I have some exciting news to share. Or rather, exciting news for Tricky fans. Both of you. (Hi, Mom!) I've been offered the opportunity by our benevolent JiG overlords to be the regular writer of our weekly Vault feature! Hopefully, before I become inevitably corrupted from this first taste of real power, we'll be able to, together, rediscover both massive hits and hidden gems from our archives. So let's get started, with puzzles, adventure, and action in this week's JayIsGames Vault!
- Poco Parco - While the Grow concept is, of course, well and truly the provenance of Eyezmaze, one of the best tributes to the style, Poco Parco, was released in 2007 by Gung Ho Games. As you may expect, the goal is to click buttons in the correct order, and watch as charming animations evolve into a sprawling colorful world. Since the effects of the buttons in Poco Parco are not as immediately obvious as in other's of its ilk, careful observation will be required to suss out the solution. However, trying and re-trying is half the fun of these sorts of games, and since Poco Parco is filled to the brink with hidden bonuses, clickables, and easter eggs, it succeeds as being as much of a marvelous webtoy as a clever puzzle.
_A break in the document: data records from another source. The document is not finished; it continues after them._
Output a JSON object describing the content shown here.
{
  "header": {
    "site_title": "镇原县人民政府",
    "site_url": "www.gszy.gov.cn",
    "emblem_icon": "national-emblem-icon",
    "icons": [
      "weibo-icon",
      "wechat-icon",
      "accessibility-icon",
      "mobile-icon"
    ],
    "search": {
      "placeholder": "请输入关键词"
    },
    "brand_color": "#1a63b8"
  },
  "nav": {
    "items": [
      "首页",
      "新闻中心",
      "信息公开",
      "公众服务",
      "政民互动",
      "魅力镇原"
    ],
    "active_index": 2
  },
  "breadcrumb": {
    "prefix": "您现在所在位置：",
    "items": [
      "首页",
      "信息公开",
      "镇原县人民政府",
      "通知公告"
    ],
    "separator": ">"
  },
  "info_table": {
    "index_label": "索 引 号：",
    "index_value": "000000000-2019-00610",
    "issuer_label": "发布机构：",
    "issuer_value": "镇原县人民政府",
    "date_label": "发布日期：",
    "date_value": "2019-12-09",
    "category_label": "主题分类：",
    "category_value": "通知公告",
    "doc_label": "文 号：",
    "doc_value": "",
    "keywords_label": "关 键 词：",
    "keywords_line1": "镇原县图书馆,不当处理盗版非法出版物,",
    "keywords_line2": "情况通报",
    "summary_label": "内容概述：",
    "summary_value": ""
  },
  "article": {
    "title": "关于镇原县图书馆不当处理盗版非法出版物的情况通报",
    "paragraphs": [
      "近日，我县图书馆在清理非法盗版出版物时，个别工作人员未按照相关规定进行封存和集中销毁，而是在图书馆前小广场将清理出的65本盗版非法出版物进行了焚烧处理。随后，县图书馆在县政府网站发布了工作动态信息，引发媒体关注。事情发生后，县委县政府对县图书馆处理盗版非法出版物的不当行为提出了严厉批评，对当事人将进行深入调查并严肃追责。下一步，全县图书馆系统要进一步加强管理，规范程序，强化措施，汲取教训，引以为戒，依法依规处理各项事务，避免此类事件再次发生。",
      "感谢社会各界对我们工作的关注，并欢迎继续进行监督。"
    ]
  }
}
- The Day - When a game says it has two endings, usually it means that three seconds from the end you probably will probably be making a decision, like either shooting that guy who burned down your village or, instead, giving him a hug. I have to believe, though, that no other two-pathed game diverges quite so much as The Day, a 2010 adventure from the master of experimental gaming, Gregory Weir. Discovering and interpreting the events of the plot for yourself is the work's great joy, but suffice to say, it might be the only work that successfully integrates both children's card games and dystopian political intrigue as major thematic elements. (...okay, there's Yu-Gi-Oh 5D's, but still.) It inspired much interesting discussion, both on the reviewer discussion list and in its comment section, and anything that provocative is worth playing indeed.
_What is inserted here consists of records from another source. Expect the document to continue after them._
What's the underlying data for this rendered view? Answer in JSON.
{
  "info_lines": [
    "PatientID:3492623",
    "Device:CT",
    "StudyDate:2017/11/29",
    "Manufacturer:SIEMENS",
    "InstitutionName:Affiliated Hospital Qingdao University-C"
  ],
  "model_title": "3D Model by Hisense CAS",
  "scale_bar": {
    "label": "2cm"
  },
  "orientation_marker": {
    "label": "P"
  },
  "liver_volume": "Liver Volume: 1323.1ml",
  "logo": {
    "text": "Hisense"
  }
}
- Tower of Greed - Tower of Greed, by Epic Shadow, is frenetic fun, certainly. Racing up a tower, collecting treasure, bopping enemies, and avoiding spikes, always keeping pace with the deadly void creeping up from the bottom of the screen to swallow you: it would fit in perfectly alongside any row of retro arcade cabinets. However, it does add one layer that makes it truly nail-biting: gambling. Oh sure, all you are wagering are achievements and a high score, but the risk keeps things interesting. You can leave the tower, missing out on all the good stuff you know is just a couple floors away. You can choose to keep going, knowing that one mistimed jump will force you to start again from the bottom. But like a slot machine, Tower of Greed's simple, attractive presentation will keep you playing. It's a good thing it doesn't require any quarters though. My pockets would be empty in minutes.
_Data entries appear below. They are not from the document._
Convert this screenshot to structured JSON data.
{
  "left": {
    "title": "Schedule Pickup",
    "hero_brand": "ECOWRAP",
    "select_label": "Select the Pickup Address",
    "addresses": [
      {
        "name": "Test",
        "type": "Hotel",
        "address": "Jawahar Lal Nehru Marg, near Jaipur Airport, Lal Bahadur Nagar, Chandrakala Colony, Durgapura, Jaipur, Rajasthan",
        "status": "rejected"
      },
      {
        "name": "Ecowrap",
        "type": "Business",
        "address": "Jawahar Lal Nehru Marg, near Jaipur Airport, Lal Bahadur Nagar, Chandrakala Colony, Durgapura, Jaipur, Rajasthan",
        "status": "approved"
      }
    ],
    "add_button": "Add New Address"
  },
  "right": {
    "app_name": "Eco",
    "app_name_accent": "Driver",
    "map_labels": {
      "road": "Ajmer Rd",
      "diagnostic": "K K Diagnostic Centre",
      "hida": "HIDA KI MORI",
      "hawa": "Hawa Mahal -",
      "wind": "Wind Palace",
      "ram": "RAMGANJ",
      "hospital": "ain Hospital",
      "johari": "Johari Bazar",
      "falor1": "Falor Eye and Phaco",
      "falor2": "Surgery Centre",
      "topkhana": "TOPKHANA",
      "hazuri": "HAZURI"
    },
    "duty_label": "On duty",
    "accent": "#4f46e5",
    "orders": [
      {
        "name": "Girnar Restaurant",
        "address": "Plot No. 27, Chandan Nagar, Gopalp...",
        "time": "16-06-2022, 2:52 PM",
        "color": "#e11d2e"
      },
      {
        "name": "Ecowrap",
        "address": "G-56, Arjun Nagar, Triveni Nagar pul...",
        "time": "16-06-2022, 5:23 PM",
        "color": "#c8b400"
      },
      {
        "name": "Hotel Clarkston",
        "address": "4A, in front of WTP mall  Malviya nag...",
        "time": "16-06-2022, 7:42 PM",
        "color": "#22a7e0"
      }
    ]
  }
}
While we welcome any comments about this weekly feature here, we do ask that if you need any help with the individual games, please post your questions on that game's review page. Well, what are you waiting for? Get out there and rediscover some awesome!